• _Task to complete_:
Return every entry exactly as written.

• _Dataset_:
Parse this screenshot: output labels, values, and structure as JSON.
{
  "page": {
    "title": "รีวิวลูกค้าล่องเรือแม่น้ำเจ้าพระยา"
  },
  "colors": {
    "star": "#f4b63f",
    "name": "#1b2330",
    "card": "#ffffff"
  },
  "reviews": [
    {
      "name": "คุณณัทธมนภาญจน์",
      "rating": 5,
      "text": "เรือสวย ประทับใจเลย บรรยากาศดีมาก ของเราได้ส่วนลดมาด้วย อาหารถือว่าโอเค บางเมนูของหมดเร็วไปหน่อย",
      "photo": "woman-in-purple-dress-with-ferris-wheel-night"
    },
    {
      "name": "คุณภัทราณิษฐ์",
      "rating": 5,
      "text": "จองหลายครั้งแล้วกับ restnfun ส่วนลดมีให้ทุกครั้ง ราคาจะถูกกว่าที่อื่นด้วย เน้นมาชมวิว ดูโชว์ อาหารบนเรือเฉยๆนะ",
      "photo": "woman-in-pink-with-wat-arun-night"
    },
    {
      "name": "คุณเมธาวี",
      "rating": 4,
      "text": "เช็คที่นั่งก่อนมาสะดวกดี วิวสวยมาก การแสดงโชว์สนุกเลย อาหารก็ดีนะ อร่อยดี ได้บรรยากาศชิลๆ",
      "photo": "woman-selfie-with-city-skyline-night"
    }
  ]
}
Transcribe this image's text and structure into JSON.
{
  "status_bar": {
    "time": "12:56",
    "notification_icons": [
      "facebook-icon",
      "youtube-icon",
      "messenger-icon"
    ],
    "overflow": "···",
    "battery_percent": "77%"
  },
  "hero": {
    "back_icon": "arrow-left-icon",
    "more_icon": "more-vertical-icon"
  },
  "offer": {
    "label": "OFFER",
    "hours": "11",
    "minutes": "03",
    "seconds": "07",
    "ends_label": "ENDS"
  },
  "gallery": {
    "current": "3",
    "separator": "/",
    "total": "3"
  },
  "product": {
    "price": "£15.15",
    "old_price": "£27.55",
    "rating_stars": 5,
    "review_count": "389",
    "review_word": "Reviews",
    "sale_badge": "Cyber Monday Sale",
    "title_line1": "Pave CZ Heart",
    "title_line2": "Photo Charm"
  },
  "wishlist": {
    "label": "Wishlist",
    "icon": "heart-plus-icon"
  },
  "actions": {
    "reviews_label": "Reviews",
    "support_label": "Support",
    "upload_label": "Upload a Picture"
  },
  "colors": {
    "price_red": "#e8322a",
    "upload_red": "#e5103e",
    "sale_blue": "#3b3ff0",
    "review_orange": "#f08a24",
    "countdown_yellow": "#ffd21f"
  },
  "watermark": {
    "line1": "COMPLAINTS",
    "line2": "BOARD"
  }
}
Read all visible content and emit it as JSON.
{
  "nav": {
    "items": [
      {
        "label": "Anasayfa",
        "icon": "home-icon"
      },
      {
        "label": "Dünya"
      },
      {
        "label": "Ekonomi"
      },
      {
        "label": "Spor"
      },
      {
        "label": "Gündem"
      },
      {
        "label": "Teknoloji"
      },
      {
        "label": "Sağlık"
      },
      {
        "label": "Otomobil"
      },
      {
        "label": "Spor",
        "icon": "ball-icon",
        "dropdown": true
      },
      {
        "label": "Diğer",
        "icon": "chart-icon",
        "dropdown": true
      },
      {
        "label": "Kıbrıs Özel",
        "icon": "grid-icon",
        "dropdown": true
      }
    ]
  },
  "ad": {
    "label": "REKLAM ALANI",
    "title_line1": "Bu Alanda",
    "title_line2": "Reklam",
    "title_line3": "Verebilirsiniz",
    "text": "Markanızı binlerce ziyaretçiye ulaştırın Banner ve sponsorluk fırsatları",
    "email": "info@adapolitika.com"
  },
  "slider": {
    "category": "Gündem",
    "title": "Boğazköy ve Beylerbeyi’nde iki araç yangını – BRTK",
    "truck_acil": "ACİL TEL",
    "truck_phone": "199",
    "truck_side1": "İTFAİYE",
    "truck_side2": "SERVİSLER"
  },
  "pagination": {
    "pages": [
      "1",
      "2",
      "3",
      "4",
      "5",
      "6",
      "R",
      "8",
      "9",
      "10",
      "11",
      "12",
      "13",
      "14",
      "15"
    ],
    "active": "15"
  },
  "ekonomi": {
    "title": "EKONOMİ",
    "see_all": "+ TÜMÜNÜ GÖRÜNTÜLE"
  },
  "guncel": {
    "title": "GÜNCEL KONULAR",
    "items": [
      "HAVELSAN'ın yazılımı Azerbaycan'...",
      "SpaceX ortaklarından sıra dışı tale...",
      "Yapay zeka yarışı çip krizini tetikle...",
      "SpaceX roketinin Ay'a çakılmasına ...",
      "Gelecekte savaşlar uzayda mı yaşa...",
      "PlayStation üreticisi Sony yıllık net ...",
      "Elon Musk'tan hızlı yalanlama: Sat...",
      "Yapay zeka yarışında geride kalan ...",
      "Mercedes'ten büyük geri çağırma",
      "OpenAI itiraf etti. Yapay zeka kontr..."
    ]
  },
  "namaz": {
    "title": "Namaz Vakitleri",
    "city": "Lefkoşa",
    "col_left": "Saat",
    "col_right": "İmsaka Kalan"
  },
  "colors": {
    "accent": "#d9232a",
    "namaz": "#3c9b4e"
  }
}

• _Response_:
Parse this screenshot: output labels, values, and structure as JSON.
{
  "page": {
    "title": "รีวิวลูกค้าล่องเรือแม่น้ำเจ้าพระยา"
  },
  "colors": {
    "star": "#f4b63f",
    "name": "#1b2330",
    "card": "#ffffff"
  },
  "reviews": [
    {
      "name": "คุณณัทธมนภาญจน์",
      "rating": 5,
      "text": "เรือสวย ประทับใจเลย บรรยากาศดีมาก ของเราได้ส่วนลดมาด้วย อาหารถือว่าโอเค บางเมนูของหมดเร็วไปหน่อย",
      "photo": "woman-in-purple-dress-with-ferris-wheel-night"
    },
    {
      "name": "คุณภัทราณิษฐ์",
      "rating": 5,
      "text": "จองหลายครั้งแล้วกับ restnfun ส่วนลดมีให้ทุกครั้ง ราคาจะถูกกว่าที่อื่นด้วย เน้นมาชมวิว ดูโชว์ อาหารบนเรือเฉยๆนะ",
      "photo": "woman-in-pink-with-wat-arun-night"
    },
    {
      "name": "คุณเมธาวี",
      "rating": 4,
      "text": "เช็คที่นั่งก่อนมาสะดวกดี วิวสวยมาก การแสดงโชว์สนุกเลย อาหารก็ดีนะ อร่อยดี ได้บรรยากาศชิลๆ",
      "photo": "woman-selfie-with-city-skyline-night"
    }
  ]
}
Transcribe this image's text and structure into JSON.
{
  "status_bar": {
    "time": "12:56",
    "notification_icons": [
      "facebook-icon",
      "youtube-icon",
      "messenger-icon"
    ],
    "overflow": "···",
    "battery_percent": "77%"
  },
  "hero": {
    "back_icon": "arrow-left-icon",
    "more_icon": "more-vertical-icon"
  },
  "offer": {
    "label": "OFFER",
    "hours": "11",
    "minutes": "03",
    "seconds": "07",
    "ends_label": "ENDS"
  },
  "gallery": {
    "current": "3",
    "separator": "/",
    "total": "3"
  },
  "product": {
    "price": "£15.15",
    "old_price": "£27.55",
    "rating_stars": 5,
    "review_count": "389",
    "review_word": "Reviews",
    "sale_badge": "Cyber Monday Sale",
    "title_line1": "Pave CZ Heart",
    "title_line2": "Photo Charm"
  },
  "wishlist": {
    "label": "Wishlist",
    "icon": "heart-plus-icon"
  },
  "actions": {
    "reviews_label": "Reviews",
    "support_label": "Support",
    "upload_label": "Upload a Picture"
  },
  "colors": {
    "price_red": "#e8322a",
    "upload_red": "#e5103e",
    "sale_blue": "#3b3ff0",
    "review_orange": "#f08a24",
    "countdown_yellow": "#ffd21f"
  },
  "watermark": {
    "line1": "COMPLAINTS",
    "line2": "BOARD"
  }
}
Read all visible content and emit it as JSON.
{
  "nav": {
    "items": [
      {
        "label": "Anasayfa",
        "icon": "home-icon"
      },
      {
        "label": "Dünya"
      },
      {
        "label": "Ekonomi"
      },
      {
        "label": "Spor"
      },
      {
        "label": "Gündem"
      },
      {
        "label": "Teknoloji"
      },
      {
        "label": "Sağlık"
      },
      {
        "label": "Otomobil"
      },
      {
        "label": "Spor",
        "icon": "ball-icon",
        "dropdown": true
      },
      {
        "label": "Diğer",
        "icon": "chart-icon",
        "dropdown": true
      },
      {
        "label": "Kıbrıs Özel",
        "icon": "grid-icon",
        "dropdown": true
      }
    ]
  },
  "ad": {
    "label": "REKLAM ALANI",
    "title_line1": "Bu Alanda",
    "title_line2": "Reklam",
    "title_line3": "Verebilirsiniz",
    "text": "Markanızı binlerce ziyaretçiye ulaştırın Banner ve sponsorluk fırsatları",
    "email": "info@adapolitika.com"
  },
  "slider": {
    "category": "Gündem",
    "title": "Boğazköy ve Beylerbeyi’nde iki araç yangını – BRTK",
    "truck_acil": "ACİL TEL",
    "truck_phone": "199",
    "truck_side1": "İTFAİYE",
    "truck_side2": "SERVİSLER"
  },
  "pagination": {
    "pages": [
      "1",
      "2",
      "3",
      "4",
      "5",
      "6",
      "R",
      "8",
      "9",
      "10",
      "11",
      "12",
      "13",
      "14",
      "15"
    ],
    "active": "15"
  },
  "ekonomi": {
    "title": "EKONOMİ",
    "see_all": "+ TÜMÜNÜ GÖRÜNTÜLE"
  },
  "guncel": {
    "title": "GÜNCEL KONULAR",
    "items": [
      "HAVELSAN'ın yazılımı Azerbaycan'...",
      "SpaceX ortaklarından sıra dışı tale...",
      "Yapay zeka yarışı çip krizini tetikle...",
      "SpaceX roketinin Ay'a çakılmasına ...",
      "Gelecekte savaşlar uzayda mı yaşa...",
      "PlayStation üreticisi Sony yıllık net ...",
      "Elon Musk'tan hızlı yalanlama: Sat...",
      "Yapay zeka yarışında geride kalan ...",
      "Mercedes'ten büyük geri çağırma",
      "OpenAI itiraf etti. Yapay zeka kontr..."
    ]
  },
  "namaz": {
    "title": "Namaz Vakitleri",
    "city": "Lefkoşa",
    "col_left": "Saat",
    "col_right": "İmsaka Kalan"
  },
  "colors": {
    "accent": "#d9232a",
    "namaz": "#3c9b4e"
  }
}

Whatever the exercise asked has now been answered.